11 d) Role of external examiners: The primary duty of external examiners is to ensure that the degrees awarded by the College are consistent with that of the national university system. External examiners are also responsible for approval of draft question papers, assessment of examination scripts, projects and coursework (where appropriate) and in some cases will attend viva voce and clinical examinations. Although external examiners do not have power of veto their views carry considerable weight and will be treated accordingly. External examiners are required to attend each meeting of the Board of Examiners where recommendations on the results of individual examinations are considered. External examiners are required to write an annual report to the Rector of Imperial College which may include observations on teaching, course structure and course content as well as the examination process as a whole.
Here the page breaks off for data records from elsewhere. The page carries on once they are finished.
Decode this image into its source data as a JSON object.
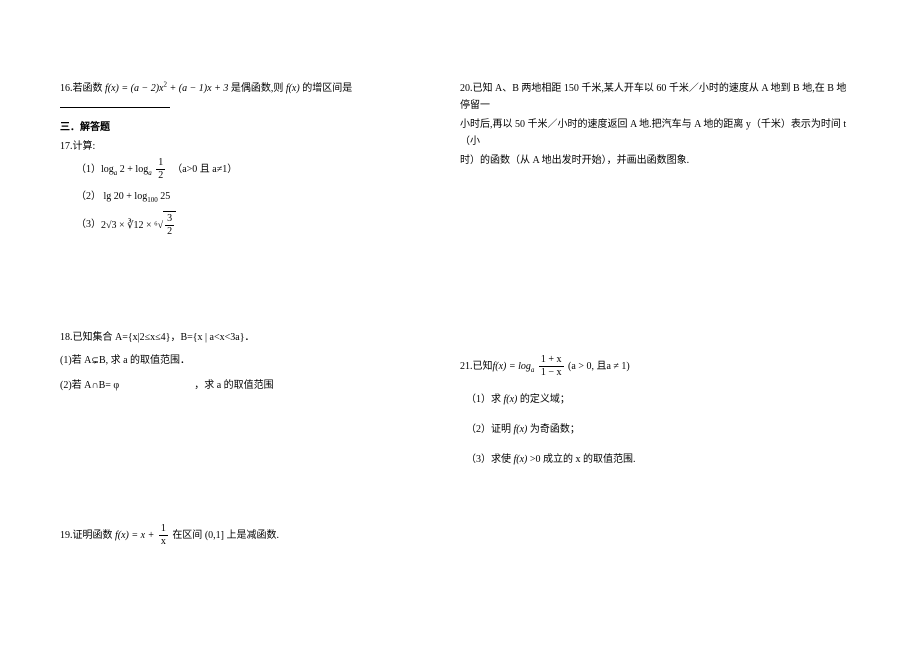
{
  "left": {
    "q16": {
      "prefix": "16.若函数",
      "expr_lhs": "f(x) = (a − 2)x",
      "expr_sup": "2",
      "expr_mid": " + (a − 1)x + 3",
      "mid": "是偶函数,则",
      "fx": "f(x)",
      "suffix": "的增区间是"
    },
    "section3": "三．解答题",
    "q17": {
      "title": "17.计算:",
      "s1_label": "（1）",
      "s1_a": "log",
      "s1_sub_a": "a",
      "s1_b": " 2 + log",
      "s1_sub_b": "a",
      "s1_frac_num": "1",
      "s1_frac_den": "2",
      "s1_cond": "（a>0 且 a≠1）",
      "s2_label": "（2）",
      "s2_a": "lg 20 + log",
      "s2_sub": "100",
      "s2_b": " 25",
      "s3_label": "（3）",
      "s3_a": "2√3 × ",
      "s3_b": "∛12",
      "s3_c": " × ",
      "s3_root6": "⁶√",
      "s3_frac_num": "3",
      "s3_frac_den": "2"
    },
    "q18": {
      "title_a": "18.已知集合 A={x|2≤x≤4}，B=",
      "title_b": "{x | a<x<3a}",
      "title_c": "．",
      "s1_label": "(1)若 A",
      "s1_sym": "⊊",
      "s1_tail": "B, 求 a 的取值范围．",
      "s2_label": "(2)若 A∩B= ",
      "s2_phi": "φ",
      "s2_tail": "，求 a 的取值范围"
    },
    "q19": {
      "prefix": "19.证明函数",
      "fx": "f(x) = x + ",
      "frac_num": "1",
      "frac_den": "x",
      "mid": " 在区间",
      "intv": "(0,1]",
      "suffix": "上是减函数."
    }
  },
  "right": {
    "q20": {
      "l1": "20.已知 A、B 两地相距 150 千米,某人开车以 60 千米／小时的速度从 A 地到 B 地,在 B 地停留一",
      "l2": "小时后,再以 50 千米／小时的速度返回 A 地.把汽车与 A 地的距离 y（千米）表示为时间 t（小",
      "l3": "时）的函数（从 A 地出发时开始），并画出函数图象."
    },
    "q21": {
      "prefix": "21.已知",
      "fx": "f(x) = log",
      "sub_a": "a",
      "frac_num": "1 + x",
      "frac_den": "1 − x",
      "cond": "(a > 0, 且a ≠ 1)",
      "s1_label": "（1）求",
      "s1_fx": "f(x)",
      "s1_tail": "的定义域；",
      "s2_label": "（2）证明",
      "s2_fx": "f(x)",
      "s2_tail": "为奇函数；",
      "s3_label": "（3）求使",
      "s3_fx": "f(x)",
      "s3_mid": ">0 成立的 x 的取值范围."
    }
  }
}
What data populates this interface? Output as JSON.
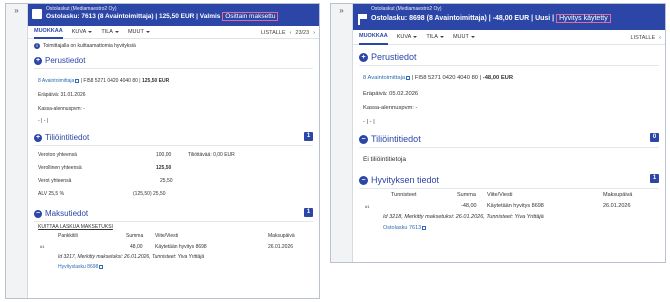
{
  "left": {
    "subtitle": "Ostolaskut (Mediamaestro2 Oy)",
    "title": "Ostolasku: 7613 (8 Avaintoimittaja) | 125,50 EUR | Valmis",
    "status": "Osittain maksettu",
    "tabs": [
      "MUOKKAA",
      "KUVA",
      "TILA",
      "MUUT"
    ],
    "lists_label": "LISTALLE",
    "pager": "23/23",
    "notice": "Toimittajalla on kuittaamattomia hyvityksiä",
    "sections": {
      "perustiedot": "Perustiedot",
      "tiliointitiedot": "Tiliöintitiedot",
      "tiliointi_count": "1",
      "maksutiedot": "Maksutiedot",
      "maksutiedot_count": "1"
    },
    "supplier_link": "8 Avaintoimittaja",
    "iban": "FI58 5271 0420 4040 80",
    "amount": "125,50 EUR",
    "due_label": "Eräpäivä:",
    "due_value": "31.01.2026",
    "discount_label": "Kassa-alennuspvm: -",
    "dashes": "- | - |",
    "accounting": {
      "net_label": "Veroton yhteensä",
      "net_value": "100,00",
      "tax_label": "Verollinen yhteensä",
      "tax_value": "125,50",
      "vat_label": "Verot yhteensä",
      "vat_value": "25,50",
      "rate_label": "ALV 25,5 %",
      "rate_value": "(125,50) 25,50",
      "tili_label": "Tiliöitävää: 0,00 EUR"
    },
    "kuittaa_link": "KUITTAA LASKUA MAKSETUKSI",
    "pay_headers": [
      "Pankkitili",
      "Summa",
      "Viite/Viesti",
      "Maksupäivä"
    ],
    "pay_row": {
      "idx": "#1",
      "sum": "48,00",
      "ref": "Käytetään hyvitys 8698",
      "date": "26.01.2026"
    },
    "pay_meta": "Id 3217, Merkitty maksetuksi: 26.01.2026, Tunnisteet: Yiva Yrittäjä",
    "pay_link": "Hyvityslasku 8698"
  },
  "right": {
    "subtitle": "Ostolaskut (Mediamaestro2 Oy)",
    "title": "Ostolasku: 8698 (8 Avaintoimittaja) | -48,00 EUR | Uusi |",
    "status": "Hyvitys käytetty",
    "tabs": [
      "MUOKKAA",
      "KUVA",
      "TILA",
      "MUUT"
    ],
    "lists_label": "LISTALLE",
    "sections": {
      "perustiedot": "Perustiedot",
      "tiliointitiedot": "Tiliöintitiedot",
      "tiliointi_count": "0",
      "hyvitys": "Hyvityksen tiedot",
      "hyvitys_count": "1"
    },
    "supplier_link": "8 Avaintoimittaja",
    "iban": "FI58 5271 0420 4040 80",
    "amount": "-48,00 EUR",
    "due_label": "Eräpäivä:",
    "due_value": "05.02.2026",
    "discount_label": "Kassa-alennuspvm: -",
    "dashes": "- | - |",
    "no_tiliointi": "Ei tiliöintitietoja",
    "cred_headers": [
      "Tunnisteet",
      "Summa",
      "Viite/Viesti",
      "Maksupäivä"
    ],
    "cred_row": {
      "idx": "#1",
      "sum": "-48,00",
      "ref": "Käytetään hyvitys 8698",
      "date": "26.01.2026"
    },
    "cred_meta": "Id 3218, Merkitty maksetuksi: 26.01.2026, Tunnisteet: Yiva Yrittäjä",
    "cred_link": "Ostolasku 7613"
  }
}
The College provides feedback to external examiners in response to recommendations made within their reports. 23. Indicators of Quality and Standards Consistently high demand for places on our Undergraduate programme Consistently high entry qualifications of students HEFCE rated our teaching programmes as 21/24 (including 4/4 for teaching). High proportion of students graduate with upper second and first class honours High proportion of our graduates obtain employment and many are actively sought by industry Many graduates go on to take postgraduate courses in the Department. Very supportive Joint Board of Moderators review (2001) Very supportive Undergraduate Studies Committee review by external assessors (2002) 24. Key sources of information about the programme can be found in: - Student handbooks - UG Prospectus